Data for this task:
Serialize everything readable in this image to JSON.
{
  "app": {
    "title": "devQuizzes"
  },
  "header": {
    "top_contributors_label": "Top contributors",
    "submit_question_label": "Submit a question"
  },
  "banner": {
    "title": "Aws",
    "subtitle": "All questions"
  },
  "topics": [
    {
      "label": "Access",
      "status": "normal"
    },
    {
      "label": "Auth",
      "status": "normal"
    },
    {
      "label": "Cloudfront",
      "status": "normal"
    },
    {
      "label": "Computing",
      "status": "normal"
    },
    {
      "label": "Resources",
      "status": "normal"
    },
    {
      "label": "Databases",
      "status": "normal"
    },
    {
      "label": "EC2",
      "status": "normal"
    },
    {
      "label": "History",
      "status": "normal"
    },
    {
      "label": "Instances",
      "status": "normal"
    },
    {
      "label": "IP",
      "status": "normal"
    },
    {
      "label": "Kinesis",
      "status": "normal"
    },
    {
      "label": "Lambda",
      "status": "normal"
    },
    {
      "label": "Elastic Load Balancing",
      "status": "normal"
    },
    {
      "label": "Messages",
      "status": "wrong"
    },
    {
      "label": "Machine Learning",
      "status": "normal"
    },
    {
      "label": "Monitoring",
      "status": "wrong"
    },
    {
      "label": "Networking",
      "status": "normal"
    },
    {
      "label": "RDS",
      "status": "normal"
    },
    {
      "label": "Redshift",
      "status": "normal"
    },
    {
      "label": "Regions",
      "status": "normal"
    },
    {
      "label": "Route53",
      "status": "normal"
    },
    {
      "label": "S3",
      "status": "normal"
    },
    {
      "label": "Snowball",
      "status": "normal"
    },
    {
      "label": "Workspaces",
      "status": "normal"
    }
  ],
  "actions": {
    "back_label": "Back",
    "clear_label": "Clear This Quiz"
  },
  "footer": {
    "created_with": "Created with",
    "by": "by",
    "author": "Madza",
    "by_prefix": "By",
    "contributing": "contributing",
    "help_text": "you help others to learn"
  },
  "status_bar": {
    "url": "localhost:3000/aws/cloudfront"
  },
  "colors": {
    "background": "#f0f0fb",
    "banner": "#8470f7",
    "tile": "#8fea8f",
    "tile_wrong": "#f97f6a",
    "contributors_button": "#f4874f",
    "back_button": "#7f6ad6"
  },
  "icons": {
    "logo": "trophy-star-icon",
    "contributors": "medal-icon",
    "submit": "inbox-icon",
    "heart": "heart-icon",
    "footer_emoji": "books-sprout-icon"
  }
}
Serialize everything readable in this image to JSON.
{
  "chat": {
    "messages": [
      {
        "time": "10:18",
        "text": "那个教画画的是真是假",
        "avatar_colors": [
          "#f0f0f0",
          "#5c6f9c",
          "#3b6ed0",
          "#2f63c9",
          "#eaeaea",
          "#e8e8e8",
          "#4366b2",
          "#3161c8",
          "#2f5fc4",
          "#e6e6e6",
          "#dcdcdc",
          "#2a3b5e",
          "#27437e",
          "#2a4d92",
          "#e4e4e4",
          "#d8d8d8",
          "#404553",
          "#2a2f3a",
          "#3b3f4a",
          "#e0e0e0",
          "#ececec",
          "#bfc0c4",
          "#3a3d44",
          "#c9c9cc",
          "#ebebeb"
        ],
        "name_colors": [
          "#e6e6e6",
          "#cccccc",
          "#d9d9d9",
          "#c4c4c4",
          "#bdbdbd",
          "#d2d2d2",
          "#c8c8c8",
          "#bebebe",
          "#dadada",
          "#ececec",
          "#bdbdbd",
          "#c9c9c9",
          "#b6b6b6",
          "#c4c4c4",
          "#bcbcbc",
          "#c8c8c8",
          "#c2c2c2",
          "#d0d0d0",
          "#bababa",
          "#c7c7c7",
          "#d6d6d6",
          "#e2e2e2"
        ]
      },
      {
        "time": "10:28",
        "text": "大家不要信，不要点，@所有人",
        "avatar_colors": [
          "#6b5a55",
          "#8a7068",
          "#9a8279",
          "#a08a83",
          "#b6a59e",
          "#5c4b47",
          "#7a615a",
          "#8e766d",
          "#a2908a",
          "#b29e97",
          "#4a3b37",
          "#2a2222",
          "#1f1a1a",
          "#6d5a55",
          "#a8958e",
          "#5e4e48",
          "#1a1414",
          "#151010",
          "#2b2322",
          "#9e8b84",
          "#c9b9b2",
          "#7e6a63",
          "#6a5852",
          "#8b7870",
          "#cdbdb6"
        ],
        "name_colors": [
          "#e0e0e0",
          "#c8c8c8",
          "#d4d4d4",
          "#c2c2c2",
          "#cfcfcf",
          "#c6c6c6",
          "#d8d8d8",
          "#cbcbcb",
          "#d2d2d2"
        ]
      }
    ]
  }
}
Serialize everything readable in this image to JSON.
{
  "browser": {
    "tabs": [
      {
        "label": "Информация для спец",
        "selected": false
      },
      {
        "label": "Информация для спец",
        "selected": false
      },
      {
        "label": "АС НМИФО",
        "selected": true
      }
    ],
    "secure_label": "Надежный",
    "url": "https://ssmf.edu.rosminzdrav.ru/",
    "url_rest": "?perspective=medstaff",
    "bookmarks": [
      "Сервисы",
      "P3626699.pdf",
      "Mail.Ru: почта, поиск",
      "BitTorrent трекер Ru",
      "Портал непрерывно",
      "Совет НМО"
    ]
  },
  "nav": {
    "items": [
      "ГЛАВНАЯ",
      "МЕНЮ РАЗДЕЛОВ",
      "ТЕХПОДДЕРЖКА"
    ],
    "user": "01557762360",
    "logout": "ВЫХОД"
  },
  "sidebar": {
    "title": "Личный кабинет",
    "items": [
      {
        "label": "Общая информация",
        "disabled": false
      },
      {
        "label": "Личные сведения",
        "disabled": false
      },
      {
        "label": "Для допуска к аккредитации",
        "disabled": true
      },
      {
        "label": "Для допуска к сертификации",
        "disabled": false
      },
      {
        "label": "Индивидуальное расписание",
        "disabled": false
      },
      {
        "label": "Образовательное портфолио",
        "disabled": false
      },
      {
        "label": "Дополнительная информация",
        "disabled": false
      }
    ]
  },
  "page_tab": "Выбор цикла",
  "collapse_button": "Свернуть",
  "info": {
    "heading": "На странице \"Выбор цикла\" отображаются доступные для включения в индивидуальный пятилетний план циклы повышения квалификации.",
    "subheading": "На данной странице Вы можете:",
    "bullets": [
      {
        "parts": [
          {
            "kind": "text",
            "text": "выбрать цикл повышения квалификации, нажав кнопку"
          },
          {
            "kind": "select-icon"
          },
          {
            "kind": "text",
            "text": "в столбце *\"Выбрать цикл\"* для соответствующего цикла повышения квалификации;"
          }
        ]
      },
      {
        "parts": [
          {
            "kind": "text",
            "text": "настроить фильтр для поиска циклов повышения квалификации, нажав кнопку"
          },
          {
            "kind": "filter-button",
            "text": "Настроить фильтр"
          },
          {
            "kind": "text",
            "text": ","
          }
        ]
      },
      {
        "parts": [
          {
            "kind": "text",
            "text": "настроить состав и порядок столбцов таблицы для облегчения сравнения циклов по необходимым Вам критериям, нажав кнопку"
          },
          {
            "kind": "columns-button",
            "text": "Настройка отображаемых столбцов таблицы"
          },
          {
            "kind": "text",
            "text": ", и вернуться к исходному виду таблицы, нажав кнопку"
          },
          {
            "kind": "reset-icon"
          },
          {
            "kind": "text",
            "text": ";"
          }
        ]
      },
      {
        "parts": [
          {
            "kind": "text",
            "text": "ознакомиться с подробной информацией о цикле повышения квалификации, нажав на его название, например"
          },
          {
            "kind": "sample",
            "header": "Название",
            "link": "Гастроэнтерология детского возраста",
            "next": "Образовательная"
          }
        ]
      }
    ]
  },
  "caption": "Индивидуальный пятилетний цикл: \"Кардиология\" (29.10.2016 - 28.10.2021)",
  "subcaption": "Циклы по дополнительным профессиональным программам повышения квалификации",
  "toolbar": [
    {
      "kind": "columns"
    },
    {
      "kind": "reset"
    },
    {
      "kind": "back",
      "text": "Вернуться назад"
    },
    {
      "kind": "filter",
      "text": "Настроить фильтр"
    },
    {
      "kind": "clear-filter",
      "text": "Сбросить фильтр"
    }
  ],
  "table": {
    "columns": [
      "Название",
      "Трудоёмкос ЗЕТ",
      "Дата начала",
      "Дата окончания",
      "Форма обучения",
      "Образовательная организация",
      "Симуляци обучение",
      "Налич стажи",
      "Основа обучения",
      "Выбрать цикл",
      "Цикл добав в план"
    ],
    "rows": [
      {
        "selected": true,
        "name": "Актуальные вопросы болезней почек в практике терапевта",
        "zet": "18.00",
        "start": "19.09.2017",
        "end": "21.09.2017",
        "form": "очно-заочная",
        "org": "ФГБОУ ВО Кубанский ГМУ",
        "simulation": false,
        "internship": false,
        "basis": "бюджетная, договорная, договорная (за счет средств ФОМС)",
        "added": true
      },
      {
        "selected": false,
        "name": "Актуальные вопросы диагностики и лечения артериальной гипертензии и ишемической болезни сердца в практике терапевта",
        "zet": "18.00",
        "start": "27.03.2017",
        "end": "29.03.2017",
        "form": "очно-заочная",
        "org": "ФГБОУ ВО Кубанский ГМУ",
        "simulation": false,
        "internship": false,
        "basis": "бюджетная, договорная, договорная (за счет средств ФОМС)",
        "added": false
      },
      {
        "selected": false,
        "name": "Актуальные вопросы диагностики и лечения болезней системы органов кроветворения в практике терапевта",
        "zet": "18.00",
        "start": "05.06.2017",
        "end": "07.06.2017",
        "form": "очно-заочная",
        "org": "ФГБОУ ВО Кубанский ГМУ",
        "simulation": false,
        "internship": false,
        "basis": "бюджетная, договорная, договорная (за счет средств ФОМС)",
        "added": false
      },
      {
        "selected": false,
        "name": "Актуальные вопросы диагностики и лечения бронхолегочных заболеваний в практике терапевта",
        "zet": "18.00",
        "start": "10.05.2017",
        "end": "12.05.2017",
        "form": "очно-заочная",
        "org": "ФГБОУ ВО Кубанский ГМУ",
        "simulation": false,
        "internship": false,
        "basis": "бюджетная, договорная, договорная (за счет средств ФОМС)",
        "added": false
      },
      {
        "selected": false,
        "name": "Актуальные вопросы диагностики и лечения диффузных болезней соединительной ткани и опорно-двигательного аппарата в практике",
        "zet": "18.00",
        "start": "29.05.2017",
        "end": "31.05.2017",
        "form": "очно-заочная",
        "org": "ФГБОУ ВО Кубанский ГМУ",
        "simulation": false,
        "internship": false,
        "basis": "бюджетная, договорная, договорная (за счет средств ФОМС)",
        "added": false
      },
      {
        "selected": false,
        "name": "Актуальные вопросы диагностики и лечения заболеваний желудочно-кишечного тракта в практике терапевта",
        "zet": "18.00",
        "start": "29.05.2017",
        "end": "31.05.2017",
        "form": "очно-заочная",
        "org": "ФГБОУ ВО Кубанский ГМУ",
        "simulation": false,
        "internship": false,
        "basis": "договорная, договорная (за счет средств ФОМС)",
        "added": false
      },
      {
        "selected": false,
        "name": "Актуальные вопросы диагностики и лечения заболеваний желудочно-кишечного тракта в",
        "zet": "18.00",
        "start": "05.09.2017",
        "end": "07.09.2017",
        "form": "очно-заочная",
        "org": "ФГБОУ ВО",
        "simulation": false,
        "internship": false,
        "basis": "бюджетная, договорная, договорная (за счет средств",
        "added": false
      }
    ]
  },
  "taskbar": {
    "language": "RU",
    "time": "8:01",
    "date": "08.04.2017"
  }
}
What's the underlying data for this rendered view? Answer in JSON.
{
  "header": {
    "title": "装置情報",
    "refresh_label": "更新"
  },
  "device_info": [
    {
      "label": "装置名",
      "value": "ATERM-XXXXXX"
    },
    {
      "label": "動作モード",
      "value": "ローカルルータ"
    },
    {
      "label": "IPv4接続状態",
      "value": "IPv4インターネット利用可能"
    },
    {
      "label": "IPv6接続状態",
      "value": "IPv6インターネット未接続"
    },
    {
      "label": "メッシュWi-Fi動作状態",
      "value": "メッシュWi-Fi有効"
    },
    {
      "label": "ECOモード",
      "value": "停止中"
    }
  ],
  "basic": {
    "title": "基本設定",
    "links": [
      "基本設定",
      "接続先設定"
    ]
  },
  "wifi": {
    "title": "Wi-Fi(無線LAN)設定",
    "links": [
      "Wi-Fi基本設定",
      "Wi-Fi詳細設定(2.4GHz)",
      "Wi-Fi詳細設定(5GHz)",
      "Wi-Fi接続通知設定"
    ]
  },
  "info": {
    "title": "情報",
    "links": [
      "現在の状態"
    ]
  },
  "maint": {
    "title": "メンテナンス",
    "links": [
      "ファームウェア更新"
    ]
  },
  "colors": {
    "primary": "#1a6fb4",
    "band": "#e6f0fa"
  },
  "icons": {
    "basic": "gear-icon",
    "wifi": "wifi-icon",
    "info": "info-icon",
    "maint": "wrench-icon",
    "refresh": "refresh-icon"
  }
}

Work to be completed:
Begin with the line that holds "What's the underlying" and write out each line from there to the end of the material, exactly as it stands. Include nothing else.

Exercise output:
What's the underlying data for this rendered view? Answer in JSON.
{
  "header": {
    "title": "装置情報",
    "refresh_label": "更新"
  },
  "device_info": [
    {
      "label": "装置名",
      "value": "ATERM-XXXXXX"
    },
    {
      "label": "動作モード",
      "value": "ローカルルータ"
    },
    {
      "label": "IPv4接続状態",
      "value": "IPv4インターネット利用可能"
    },
    {
      "label": "IPv6接続状態",
      "value": "IPv6インターネット未接続"
    },
    {
      "label": "メッシュWi-Fi動作状態",
      "value": "メッシュWi-Fi有効"
    },
    {
      "label": "ECOモード",
      "value": "停止中"
    }
  ],
  "basic": {
    "title": "基本設定",
    "links": [
      "基本設定",
      "接続先設定"
    ]
  },
  "wifi": {
    "title": "Wi-Fi(無線LAN)設定",
    "links": [
      "Wi-Fi基本設定",
      "Wi-Fi詳細設定(2.4GHz)",
      "Wi-Fi詳細設定(5GHz)",
      "Wi-Fi接続通知設定"
    ]
  },
  "info": {
    "title": "情報",
    "links": [
      "現在の状態"
    ]
  },
  "maint": {
    "title": "メンテナンス",
    "links": [
      "ファームウェア更新"
    ]
  },
  "colors": {
    "primary": "#1a6fb4",
    "band": "#e6f0fa"
  },
  "icons": {
    "basic": "gear-icon",
    "wifi": "wifi-icon",
    "info": "info-icon",
    "maint": "wrench-icon",
    "refresh": "refresh-icon"
  }
}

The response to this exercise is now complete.